Where Once They Sailed
Avery brothers contribute 19 years of naval service
James and Elizabeth Sarah (Spurrell) Avery of Long Beach had nine children, all born at Long Beach.
In April of 1903, James passed, leaving Elizabeth to raise the family. She married John Penney of Deer Harbour in August 1914 but by this time, two of her sons – Abraham and Robert – had joined the Newfoundland Royal Naval Reserve.
Records show Abraham was the first to enlist in January 1911, followed by Robert in November 1913 and Nicholas in December 1915. Nicholas listed Long Beach as his place of residence but his mother’s as being Deer Harbour, where she was now residing with her husband, John Penney. All three brothers served for several years.
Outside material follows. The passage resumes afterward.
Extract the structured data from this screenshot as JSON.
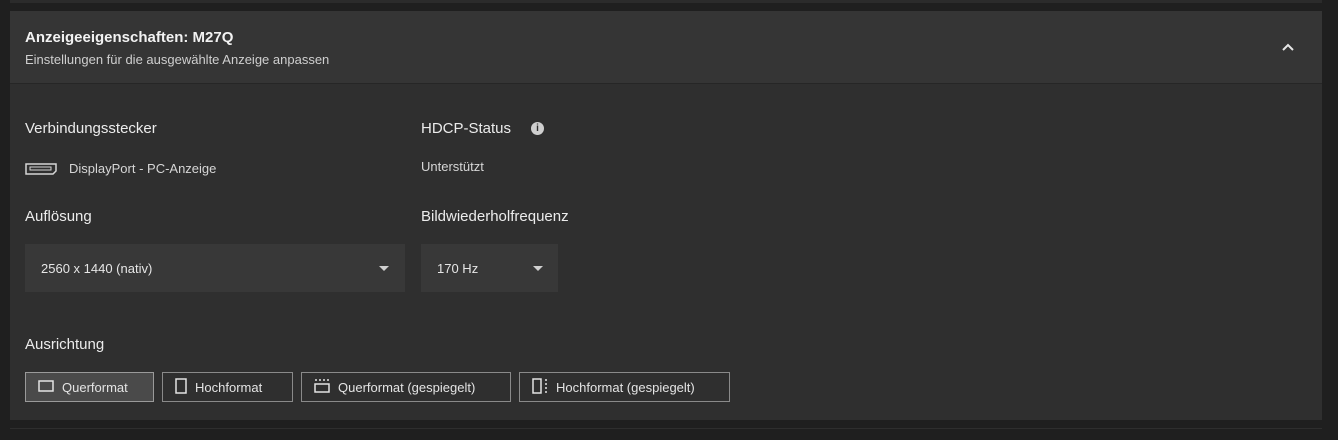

Abraham married Phoebe Green of Hillview on June 13, 1911 and the couple gave birth to their first child in December 1911. He continued with his naval training each January and February until the Great War was declared.
He received a letter of Royal Proclamation from the British Admiralty of HMS Calypso to report to St. John’s on Nov. 3, 1914. He was sent overseas on RMS Franconia three days later and assigned to HMS Pembroke, a shore-based naval facility located at Chatham, England. He was transferred to HMS Carron, an armed boarding steamer, and spent the next two years patrolling waters enforcing wartime blockades.
He was re-assigned to HMS Pembroke in December 1916. He then received orders he was being transferred to HMS Briton at St. John’s.
He was going home. He purchased his ticket at Liverpool for the ill-fated RMS Laurentic on Jan. 24, 1917. His adventure onboard the Laurentic will be described in detail in next week’s special article on the survivors of RMS Laurentic.
Seaman Avery returned to Chatham after the Laurentic sank off Lough Swilly, Ireland and he remained there until March 1917. He never went overseas after his arrival at HMS Briton, St. John’s and remained with the naval base until he was demobilized on Feb. 13, 1918. He returned to Hillview, where his family had now grown to three children.
Abraham and Phoebe gave birth to one more child in 1920, named Nicholas. Nicholas followed in his father’s footsteps in WWII and joined the Navy. He returned with a war bride, Doreen Johnson. Abraham passed away on Nov. 6, 1969 and is buried at Hillview.
Robert completed 28 days of training during the months of November/December and returned to Hillview. In October 1914 he was ordered by Royal Proclamation to appear at the HMS Calypso. On Nov. 6, he joined his brother Abraham onboard the RMS Franconia and travelled to the HMS Pembroke.
He joined the HMS Fiona, an armed boarding steamer, on Nov. 19.
The next two years were spent patrolling the waters of the North Sea.
After completing this assignment, he was transferred to the HMS Victorious, a repair ship, where he spent the next year. In May 1917, he was posted to HMS Pembroke I, a naval barracks at Chatham, for two weeks before he returned to HMS Briton, St. John’s.
Six months later he was ordered overseas to HMS Vivid III and spent the next nine months onboard HMS Venerable, a depot ship for minelaying trawlers.
His final days overseas were spent attached to HMS Idaho, a depot ship, before returning to HMS Briton and receiving his shore demobilization on April 16, 1919, completing a six-year career with the Royal Naval Reserve.
He returned to Hillview and married Louise, daughter of James and Caroline (Price) Duffitt of Hillview. They settled in Hillview and raised their family next door to his brother Abraham. He died on Oct. 31, 1961 and is buried at Hillview.
Nicholas signed his application papers on Dec. 6, 1915. A notation on his application lists two brothers that were enlisted with the navy overseas. His age is listed at 19 years and he gave his birth date as Jan. 1, 1897. However, records belonging to the church indicate that he was born on Feb. 4, 1898.
He spent his years with the navy assigned to duties patrolling the waters of Newfoundland. Records reveal he was assigned first to the communication tower at Mount Pearl.
An article in the St. John’s Daily Star titled “Reservist Returning Home” mentions that he was among a crew of reservist returning home through the base at Halifax, indicating he may have spent time overseas, but no records could be located to confirm this.
He was demobilized on May 1, 1910 and returned home. He married Martha Ann, daughter of Jonah and Margaret Soper of Little Heart’s Ease, in October 1927. They lived first at House Cove but moved to Little Heart’s Ease when the community was abandoned.
The Avery brothers gave a total of 19 years of service to the Royal Naval Reserve. The people of Southwest Arm region are thankful for their service to King and Country.
Next week’s article will feature the contributions by the Smith brothers of Island Cove both overseas and patrolling Canadian waters. After serving their country, they returned home but remained for a short period of time before seeking employment in New York.
Seaman Nicholas Avery, courtesy of granddaughter Christine Drover.
Nicholas Avery’s application.
Robert Avery of Hillview.
Able Seaman Abraham Avery Service Ledger.